Sonic fans are a dedicated bunch – and the most dedicated are currently gathering to show off their own hand-made Sonic game projects.
One thing that’s unique about the Sonic the Hedgehog community is just how dedicated fans are to preservation and innovation around their favourite game franchise. Websites like Sonic Retro keep a detailed record of beta versions and hacks of official games, and there’s a thriving Sonic fan game community over at Sonic Fan Games HQ. Here, aspiring game designers cut their teeth by trying to make new games in their most-loved franchise.
Once a year those nuts, ambitious fans put together SAGE – the Sonic Amateur Game Expo. Think of it as E3 for Sonic fan games and associated projects, where a slew of demos are released alongside other ‘live’ events. SAGE first took place in 2000 and has been annual since 2005, so it’s a well-oiled machine at this point – and some of the projects at this year’s SAGE are stunningly impressive.
It’s worth bringing SAGE to your attention because of recent developments around the Sonic franchise. The excellent Sonic Mania was developed by a team of outsiders to Sega – people who in days of old were intimately involved with SAGE. Sega pay attention to these fans and are pleasingly happy to let them continue without threats of a cease and desist. The projects are not only interesting and exciting to play, but there’s also absolutely potential for these projects to have an impact on the Sonic series at large, or for some of these creators to either go on to work on Sonic games or create their own platformers.
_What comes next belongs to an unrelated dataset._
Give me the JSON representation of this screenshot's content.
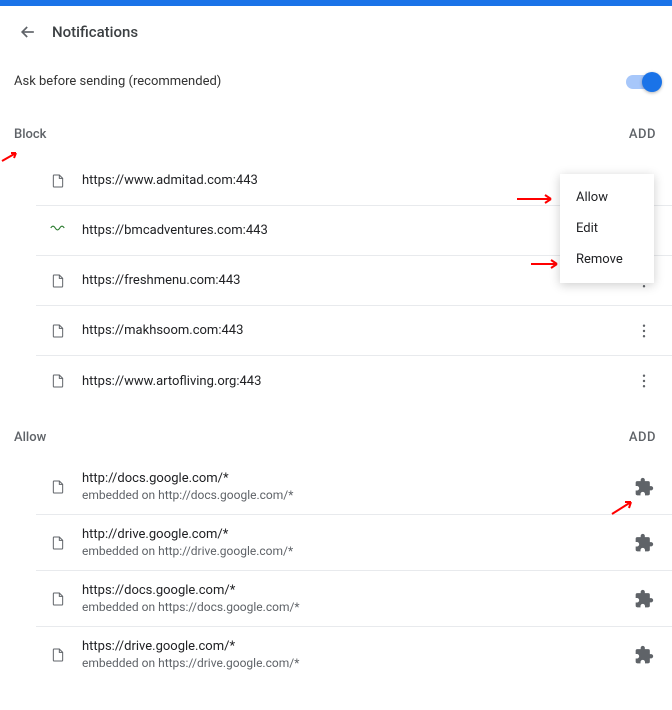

Take Sonic Chaos and its embedded trailer above – this project is a gorgeous-looking 16-bit reimagining of the Game Gear spin-off Sonic Chaos, complete with new mechanics and boss fights in redrawn versions of familiar levels. It’s all incredibly well produced, and honestly, could probably pass for the next project from Sega after Sonic Mania. There’s a demo available to download now as part of SAGE.
Then there’s Petit Hedgehog, a small-scale, all-original 2D platformer with a cute, vibrant art style that makes it look like it would’ve been at home on handheld hardware. It’s even got four playable characters with unique abilities – but the art style is the real stand-out.
If you just want a new Sonic game that’s familiar, there’s titles like Sonic Eternal, based off the Sonic 3 & Knuckles style, or Sonic All-Stars, which continues ideas found in Sonic Advance.
These fans offer up a mix of entirely original projects and ones that stick closely to Sega’s own work. There’s even a new PC port of the famously terrible Sonic the Hedgehog 2006 available at SAGE, with fans making a concerted effort to port and polish that mess of a game.
While Sonic is the focus of SAGE, there are a few other fangames. Check out ‘@CrashBandicoot N-Tense’, Crash in 2D!
— Sonic The Hedgeblog (@Sonic_Hedgeblog) August 28, 2018
SAGE isn’t even just limited to Sonic games, either. Kyle & Lucy: Wonderworld with a SAGE demo – and one day, this may lead to a full release. Excellent PC, PS4, Wii U and Switch platformer Freedom Planet began life a similar way – as a Sonic fan game. There’s even a few showings from Sonic’s rivals as well – including Mario, Kirby and Crash fan games.
By no means is SAGE all 2D, either – while 2D Sonic dominates because it’s easier to get involved with, there’s also some fascinating 3D proof-of-concept demos around like Sonic Islands. Sonic Islands caused a bit of a splash before with its interesting mix of Sonic speed and Tony Hawks style tricks, and now it has an even more polished SAGE demo.
These are all just a few projects available at SAGE, and if you’re a fan of 2D or 3D platformers you’ll find a lot to love in the many free downloadable levels. It may well be that the next generation of indie platformer developers are here, now, getting their practice in with Sonic.
I want to close out my little shout-out to SAGE with Sonic Z-Treme – something that’ll set the heart racing of anybody old enough to have owned a Sega Saturn and remember the promise and first images of a Sonic title for that machine.
Sonic X-Treme was an ill-fated project with multi-perspective 3D diorama style elvels that never released or even made it past early demos, but it was shown off in magazines and at trade shows, making it a legend to fans. Sonic Z-Treme is a real Sega Saturn game that attempts to recreate its concepts with all original code – you simply need to burn it to a disc and pop it in your Saturn. That’s super cool.
Be sure to check out the full list of SAGE games over on the official site – there’s truly something for everyone.